The American School of Classical Studies at Athens
  • Our Excavations
  • From the Field The summer excavation sessions at Corinth are complete with the museum session to follow. Read a wrap-up of this year's season.
  • Read More
About the ASCSA

The American School of Classical Studies at Athens offers graduate students an unparalleled immersion into the sites and monuments of Greek civilization. The School also affords many facilities, resources, activities, and other programs for scholars, teachers, and undergraduate students. The core academic programs of the School are:

Regular Member Program
The Regular Member program runs the full academic year, from early September to early June. It is an integrated participatory program offering advanced graduate students, from a variety of fields, an intensive survey of the art, archaeology, history, and topography of Greece, from antiquity to the present. Regular Members are expected to be in residence in Athens throughout the nine-month academic year. Students receive comprehensive training through visits to the principal archaeological sites and museums of Greece as well as in seminars led by resident and visiting scholars. They also take part in the training program at the Corinth excavations. The School accepts 15 to 20 students each year into the program.

Summer Session
The Summer Session program runs for six weeks during the summer and is open to graduate and advanced undergraduate students, as well as to high school and college instructors of classics and related fields. The Session condenses its academic year program into an intensive introduction to the sites, museums, and monuments of Greece. The Summer Session is open to 20 participants each year.
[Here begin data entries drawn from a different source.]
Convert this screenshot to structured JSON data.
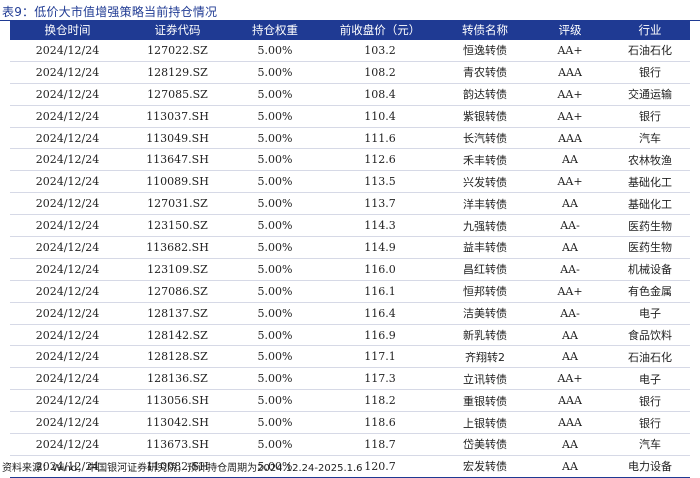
{
  "caption": "表9：低价大市值增强策略当前持仓情况",
  "columns": [
    "换仓时间",
    "证券代码",
    "持仓权重",
    "前收盘价（元）",
    "转债名称",
    "评级",
    "行业"
  ],
  "rows": [
    [
      "2024/12/24",
      "127022.SZ",
      "5.00%",
      "103.2",
      "恒逸转债",
      "AA+",
      "石油石化"
    ],
    [
      "2024/12/24",
      "128129.SZ",
      "5.00%",
      "108.2",
      "青农转债",
      "AAA",
      "银行"
    ],
    [
      "2024/12/24",
      "127085.SZ",
      "5.00%",
      "108.4",
      "韵达转债",
      "AA+",
      "交通运输"
    ],
    [
      "2024/12/24",
      "113037.SH",
      "5.00%",
      "110.4",
      "紫银转债",
      "AA+",
      "银行"
    ],
    [
      "2024/12/24",
      "113049.SH",
      "5.00%",
      "111.6",
      "长汽转债",
      "AAA",
      "汽车"
    ],
    [
      "2024/12/24",
      "113647.SH",
      "5.00%",
      "112.6",
      "禾丰转债",
      "AA",
      "农林牧渔"
    ],
    [
      "2024/12/24",
      "110089.SH",
      "5.00%",
      "113.5",
      "兴发转债",
      "AA+",
      "基础化工"
    ],
    [
      "2024/12/24",
      "127031.SZ",
      "5.00%",
      "113.7",
      "洋丰转债",
      "AA",
      "基础化工"
    ],
    [
      "2024/12/24",
      "123150.SZ",
      "5.00%",
      "114.3",
      "九强转债",
      "AA-",
      "医药生物"
    ],
    [
      "2024/12/24",
      "113682.SH",
      "5.00%",
      "114.9",
      "益丰转债",
      "AA",
      "医药生物"
    ],
    [
      "2024/12/24",
      "123109.SZ",
      "5.00%",
      "116.0",
      "昌红转债",
      "AA-",
      "机械设备"
    ],
    [
      "2024/12/24",
      "127086.SZ",
      "5.00%",
      "116.1",
      "恒邦转债",
      "AA+",
      "有色金属"
    ],
    [
      "2024/12/24",
      "128137.SZ",
      "5.00%",
      "116.4",
      "洁美转债",
      "AA-",
      "电子"
    ],
    [
      "2024/12/24",
      "128142.SZ",
      "5.00%",
      "116.9",
      "新乳转债",
      "AA",
      "食品饮料"
    ],
    [
      "2024/12/24",
      "128128.SZ",
      "5.00%",
      "117.1",
      "齐翔转2",
      "AA",
      "石油石化"
    ],
    [
      "2024/12/24",
      "128136.SZ",
      "5.00%",
      "117.3",
      "立讯转债",
      "AA+",
      "电子"
    ],
    [
      "2024/12/24",
      "113056.SH",
      "5.00%",
      "118.2",
      "重银转债",
      "AAA",
      "银行"
    ],
    [
      "2024/12/24",
      "113042.SH",
      "5.00%",
      "118.6",
      "上银转债",
      "AAA",
      "银行"
    ],
    [
      "2024/12/24",
      "113673.SH",
      "5.00%",
      "118.7",
      "岱美转债",
      "AA",
      "汽车"
    ],
    [
      "2024/12/24",
      "110082.SH",
      "5.00%",
      "120.7",
      "宏发转债",
      "AA",
      "电力设备"
    ]
  ],
  "source": "资料来源：Wind，中国银河证券研究院，预计持仓周期为2024.12.24-2025.1.6",
  "colors": {
    "accent": "#1f3a93",
    "row_rule": "#d6d9e6"
  }
}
Summer Seminars
The Summer Seminars are two 18-day sessions designed for those who wish to study specific topics in Greece and visit major monuments with exceptional scholars as study leaders, and to improve their understanding of the country’s landscape, history, literature, and culture. Each seminar is limited to 20 participants.
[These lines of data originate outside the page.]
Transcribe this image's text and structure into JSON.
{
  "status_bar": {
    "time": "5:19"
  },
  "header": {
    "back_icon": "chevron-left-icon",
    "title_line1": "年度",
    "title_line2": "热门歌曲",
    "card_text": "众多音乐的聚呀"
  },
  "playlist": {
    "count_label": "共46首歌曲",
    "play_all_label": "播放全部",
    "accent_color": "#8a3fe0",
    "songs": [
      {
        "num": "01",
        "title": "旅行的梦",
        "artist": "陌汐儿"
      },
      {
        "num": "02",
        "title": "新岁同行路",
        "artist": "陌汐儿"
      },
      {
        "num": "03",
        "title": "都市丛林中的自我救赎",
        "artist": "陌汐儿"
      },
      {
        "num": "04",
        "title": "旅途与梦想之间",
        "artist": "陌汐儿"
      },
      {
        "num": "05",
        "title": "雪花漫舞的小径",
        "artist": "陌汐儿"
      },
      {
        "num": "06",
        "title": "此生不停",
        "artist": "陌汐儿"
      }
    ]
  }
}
For testimonials about last year's program, the inaugural year of this new program, please link to:

Agora Excavation Summer Volunteer Program
The Agora Excavation Summer Volunteer Program allows students to excavate in the Athenian Agora, in the heart of modern Athens. The excavations are planned for eight weeks each summer beginning early June and continuing until early August.  Fieldwork is in progress five days a week, Monday through Friday, from 7 a.m. to 3 p.m. with a 30-minute break at midmorning. Volunteers are expected to be on the site during these hours and to work at the excavations for a minimum of six weeks. Additional information about the Athenian Agora Excavations.

Archaeological Conservation Summer Internships 
The Agora Excavations Conservation Laboratory of the American School of Classical Studies at Athens offers 2-3 Archaeological Conservation Internships for the summer excavation season. The Conservation Laboratory functions as an integral part of the American School of Classical Studies at Athens' Agora Excavations. Its aim is to support the excavations by providing services that contribute to the study and understanding of the site. For more information about the internships, see: Conservation Summer Internships 

Gennadius Library Medieval Greek Summer Session
The Gennadius Library Medieval Greek Summer Session is a month-long program in intermediate level Medieval Greek language and philology at the Gennadius Library, with site and museum trips. Graduate students and professors in any field of late antique, post-antique, Byzantine, or medieval studies from any university worldwide may apply. The program accepts up to 12 participants and runs every other year. The program will run during the summer of 2019. Call for applications will begin in fall 2018.

Wiener Laboratory Field School in Ancient Corinth
The field school is a week-long field school on Site Formation, Stratigraphy, and Geoarchaeology at Ancient Corinth. Dr. Panagiotis (Takis) Karkanas, director of the Wiener Laboratory and Paul Goldberg, Professor emeritus of Boston University, will supervise the intensive field school. Registered students will participate in the Corinth excavation and will be involved in interdisciplinary research primarily in the field, focused on archaeological context, geoarchaeology, and material sciences. Through field observations, on-site laboratory analysis, and lectures the students will receive instruction in the study and analysis of archaeological sediments and deposits, as well as gain experience in the recording of stratigraphy, and the understanding site formation processes. A maximum of 10 students will be accepted for the course.